Entire mountain ranges of data are growing all around, and they will either bury us or help us climb to new heights of understanding. It all depends on how we respond. This was the focus of a four-hour “hackathon” Wednesday night, sponsored by Northeastern to explore the intersection between public policy and Big Data analysis. The event, “Data Science, Journalism, and the Future of Justice,” was part of HUBweek, a series of more than 100 events that brought together the brightest minds in government, private industry, and academia to celebrate innovation in Boston.
Millennials—the generation born between 1981 and 2001—have largely grown up in a post-9/11, Great Recession-battered America: a climate that has left them with staggering debt and a distrust of established systems, argued Boston Globe journalist Evan Horowitz at this week’s Open Classroom. These voters, he said, could be a major influence in the presidential election.
Anthony Braga, newly appointed Distinguished Professor and director of the School of Criminology and Criminal Justice, has been working in conjunction with the Boston Police Department for more than 20 years, analyzing policies and developing programs aimed at reducing the city’s violent crime rate.
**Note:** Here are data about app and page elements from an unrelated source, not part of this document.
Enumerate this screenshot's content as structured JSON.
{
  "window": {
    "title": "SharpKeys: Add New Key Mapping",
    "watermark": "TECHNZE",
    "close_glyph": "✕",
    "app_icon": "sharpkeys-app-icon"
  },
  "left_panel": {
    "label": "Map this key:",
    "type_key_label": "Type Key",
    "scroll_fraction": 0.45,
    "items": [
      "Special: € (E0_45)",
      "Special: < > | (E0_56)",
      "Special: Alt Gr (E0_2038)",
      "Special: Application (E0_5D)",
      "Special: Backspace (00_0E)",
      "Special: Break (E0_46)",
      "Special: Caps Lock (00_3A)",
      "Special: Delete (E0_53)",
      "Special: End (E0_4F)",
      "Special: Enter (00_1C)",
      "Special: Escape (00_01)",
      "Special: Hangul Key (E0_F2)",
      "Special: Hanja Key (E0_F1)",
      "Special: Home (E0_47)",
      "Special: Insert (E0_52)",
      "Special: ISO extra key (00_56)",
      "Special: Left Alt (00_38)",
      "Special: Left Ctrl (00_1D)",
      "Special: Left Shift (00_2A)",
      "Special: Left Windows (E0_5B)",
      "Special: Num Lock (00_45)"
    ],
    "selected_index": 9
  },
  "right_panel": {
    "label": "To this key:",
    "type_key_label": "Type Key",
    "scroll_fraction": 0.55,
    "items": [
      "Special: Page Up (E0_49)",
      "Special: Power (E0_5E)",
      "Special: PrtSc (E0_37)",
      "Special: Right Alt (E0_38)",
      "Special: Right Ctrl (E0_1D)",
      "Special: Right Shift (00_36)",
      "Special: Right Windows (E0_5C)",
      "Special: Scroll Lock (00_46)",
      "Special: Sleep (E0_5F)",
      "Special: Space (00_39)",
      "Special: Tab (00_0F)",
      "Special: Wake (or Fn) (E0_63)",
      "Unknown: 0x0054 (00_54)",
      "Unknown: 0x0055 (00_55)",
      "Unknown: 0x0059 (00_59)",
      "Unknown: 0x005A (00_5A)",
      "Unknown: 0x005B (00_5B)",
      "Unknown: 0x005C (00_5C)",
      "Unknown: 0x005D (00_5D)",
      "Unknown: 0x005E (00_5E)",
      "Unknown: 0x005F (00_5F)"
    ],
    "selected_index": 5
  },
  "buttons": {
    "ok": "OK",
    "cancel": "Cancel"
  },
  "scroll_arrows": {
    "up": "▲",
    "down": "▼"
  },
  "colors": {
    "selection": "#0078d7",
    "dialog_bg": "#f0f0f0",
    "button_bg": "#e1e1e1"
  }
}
Distinguished Professor David Lazer and his colleagues analyzed global-scale databases of news events and found them wanting. Their recommendations for improvements would enable researchers to build models anticipating everything from the escalation of conflicts to the progression of epidemics.
A team of faculty experts examined American attitudes about immigration during a panel discussion on Wednesday. Sentiments of accepting then rebuking immigrants has long been a pattern throughout American history, they said, though the tone of the rhetoric during this presidential race is new.
Knowing society’s constant demand for immediate, real-time information, assistant professor of political science Nick Beauchamp developed a model that uses tweets to gauge public opinion of candidates more quickly than traditional polls.
This weekend marked the 229th anniversary of the day the 39 men who drafted the Constitution met as a Constitutional Convention for the final time to sign it. Here are some interesting historical facts about it—including the case for why it should be in the summer—and how to celebrate it on campus.
While on co-op at East Somerville Main Streets, Jackson Ibelle, SSH’19, played an essential role in pulling off the nonprofit’s biggest fundraiser of the year: the Foodie Crawl, which takes place Tuesday.
Deogratias Niyizonkiza, the protagonist in author Tracy Kidder’s Strength in What Remains, inspires first-year students to understand “the pain of others so you can work to never let people suffer like that again.” The book was this year’s selection for the university’s First Pages program.
In Fall 2016, Northeastern’s Open Classroom series will examine the U.S. presidential race from many different angles. Here are five reasons to attend.
A firestorm erupted this week in response to the pharmaceutical company Mylan’s sharp increase in the price of its EpiPen, a life-saving treatment for severe allergic reactions. The company quickly backtracked, announcing a rebate plan. Here, three Northeastern faculty members—pharmacist Tayla Rose, healthcare finance expert Steven Pizer, and health policy researcher Gary Young—explain the clinical, economic, and policy implications of the controversy.